→ **EXERCISE AIM**: Using the entries that follow, state how many lines contain the word "qBittorrent". The response is that number and nothing more.

*** Opening of INPUT FOR THIS TASK ***

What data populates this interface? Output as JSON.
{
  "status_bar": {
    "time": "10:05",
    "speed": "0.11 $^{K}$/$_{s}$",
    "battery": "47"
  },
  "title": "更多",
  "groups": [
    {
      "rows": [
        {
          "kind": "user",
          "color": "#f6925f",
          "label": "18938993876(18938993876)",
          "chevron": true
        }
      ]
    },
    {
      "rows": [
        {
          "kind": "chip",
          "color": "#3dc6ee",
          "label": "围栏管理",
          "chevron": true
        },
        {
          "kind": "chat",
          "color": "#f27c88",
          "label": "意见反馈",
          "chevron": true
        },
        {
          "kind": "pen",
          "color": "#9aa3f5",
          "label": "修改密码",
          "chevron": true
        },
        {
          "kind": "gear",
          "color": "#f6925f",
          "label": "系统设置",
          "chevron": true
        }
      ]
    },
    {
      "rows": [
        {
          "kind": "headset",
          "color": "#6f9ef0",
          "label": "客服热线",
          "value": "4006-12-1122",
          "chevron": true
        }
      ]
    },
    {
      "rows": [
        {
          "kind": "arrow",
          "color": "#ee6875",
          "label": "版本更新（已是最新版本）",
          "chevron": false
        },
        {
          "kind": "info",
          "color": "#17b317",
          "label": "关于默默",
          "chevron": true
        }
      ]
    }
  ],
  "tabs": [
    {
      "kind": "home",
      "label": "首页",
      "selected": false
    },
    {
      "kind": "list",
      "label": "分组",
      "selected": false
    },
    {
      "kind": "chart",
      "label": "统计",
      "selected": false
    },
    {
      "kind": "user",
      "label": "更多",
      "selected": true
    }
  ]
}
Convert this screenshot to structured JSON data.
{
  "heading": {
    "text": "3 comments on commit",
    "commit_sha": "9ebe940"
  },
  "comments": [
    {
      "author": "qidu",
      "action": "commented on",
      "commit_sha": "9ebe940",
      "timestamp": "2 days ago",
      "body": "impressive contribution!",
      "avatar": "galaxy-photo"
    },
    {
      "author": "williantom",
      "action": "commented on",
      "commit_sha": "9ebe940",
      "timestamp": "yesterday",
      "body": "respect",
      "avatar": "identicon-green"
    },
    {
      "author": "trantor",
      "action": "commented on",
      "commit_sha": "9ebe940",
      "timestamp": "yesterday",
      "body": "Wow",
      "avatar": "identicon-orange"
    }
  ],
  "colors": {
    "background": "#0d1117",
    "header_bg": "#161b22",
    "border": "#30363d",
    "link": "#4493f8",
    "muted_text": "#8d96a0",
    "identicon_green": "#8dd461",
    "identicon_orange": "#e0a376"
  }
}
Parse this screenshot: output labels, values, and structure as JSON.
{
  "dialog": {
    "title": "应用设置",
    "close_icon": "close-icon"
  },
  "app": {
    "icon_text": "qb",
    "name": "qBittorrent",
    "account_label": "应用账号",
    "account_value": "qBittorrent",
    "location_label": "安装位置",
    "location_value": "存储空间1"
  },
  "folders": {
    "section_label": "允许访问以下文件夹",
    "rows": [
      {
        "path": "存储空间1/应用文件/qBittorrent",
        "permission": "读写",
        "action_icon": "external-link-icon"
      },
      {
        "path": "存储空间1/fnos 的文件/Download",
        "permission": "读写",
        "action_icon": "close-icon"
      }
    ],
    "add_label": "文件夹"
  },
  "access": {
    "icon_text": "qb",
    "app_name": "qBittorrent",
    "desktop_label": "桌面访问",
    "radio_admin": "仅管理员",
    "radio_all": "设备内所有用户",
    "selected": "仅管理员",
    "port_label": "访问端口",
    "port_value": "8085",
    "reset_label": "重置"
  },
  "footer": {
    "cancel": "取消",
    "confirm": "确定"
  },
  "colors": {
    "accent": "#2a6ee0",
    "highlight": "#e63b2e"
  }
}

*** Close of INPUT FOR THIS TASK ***

→ **SOLUTION FOR THIS TASK**: 4